■ **TASK REQUIREMENTS**
Where the string "Number" occurs in the material below, report the whole line.

■ **INPUT FOR THIS TASK**
»»
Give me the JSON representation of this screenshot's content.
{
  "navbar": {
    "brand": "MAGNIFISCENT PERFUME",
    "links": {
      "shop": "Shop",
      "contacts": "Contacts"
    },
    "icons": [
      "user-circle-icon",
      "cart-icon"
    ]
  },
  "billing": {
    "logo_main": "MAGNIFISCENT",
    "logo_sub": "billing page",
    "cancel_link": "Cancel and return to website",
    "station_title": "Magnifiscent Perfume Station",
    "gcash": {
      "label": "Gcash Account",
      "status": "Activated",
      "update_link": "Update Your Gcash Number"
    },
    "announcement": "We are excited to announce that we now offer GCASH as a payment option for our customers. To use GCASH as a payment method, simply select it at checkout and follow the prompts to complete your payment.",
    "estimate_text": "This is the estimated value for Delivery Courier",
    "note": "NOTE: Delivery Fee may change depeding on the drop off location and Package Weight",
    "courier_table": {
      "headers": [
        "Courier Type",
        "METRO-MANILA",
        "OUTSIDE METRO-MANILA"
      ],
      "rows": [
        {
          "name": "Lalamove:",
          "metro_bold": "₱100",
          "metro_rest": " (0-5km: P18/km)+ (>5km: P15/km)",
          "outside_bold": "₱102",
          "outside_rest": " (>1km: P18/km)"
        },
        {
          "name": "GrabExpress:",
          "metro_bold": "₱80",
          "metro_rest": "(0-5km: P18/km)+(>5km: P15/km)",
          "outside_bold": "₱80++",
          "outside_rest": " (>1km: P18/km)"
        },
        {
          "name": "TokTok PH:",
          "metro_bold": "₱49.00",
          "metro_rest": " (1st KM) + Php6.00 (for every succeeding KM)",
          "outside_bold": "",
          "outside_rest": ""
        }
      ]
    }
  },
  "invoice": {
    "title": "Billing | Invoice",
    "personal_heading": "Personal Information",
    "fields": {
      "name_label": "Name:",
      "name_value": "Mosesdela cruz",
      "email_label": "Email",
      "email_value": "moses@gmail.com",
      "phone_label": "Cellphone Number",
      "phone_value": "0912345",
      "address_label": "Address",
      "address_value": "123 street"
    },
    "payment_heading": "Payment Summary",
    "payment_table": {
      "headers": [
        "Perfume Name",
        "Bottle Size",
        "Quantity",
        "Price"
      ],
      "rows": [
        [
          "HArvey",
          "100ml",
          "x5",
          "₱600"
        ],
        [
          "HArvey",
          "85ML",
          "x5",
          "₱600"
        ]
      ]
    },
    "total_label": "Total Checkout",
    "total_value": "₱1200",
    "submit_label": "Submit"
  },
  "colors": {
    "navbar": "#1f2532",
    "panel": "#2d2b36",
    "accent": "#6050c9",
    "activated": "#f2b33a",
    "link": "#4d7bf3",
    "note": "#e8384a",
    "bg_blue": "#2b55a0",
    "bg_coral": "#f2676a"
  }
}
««
■ **EXERCISE RESPONSE**
      "update_link": "Update Your Gcash Number"
      "phone_label": "Cellphone Number",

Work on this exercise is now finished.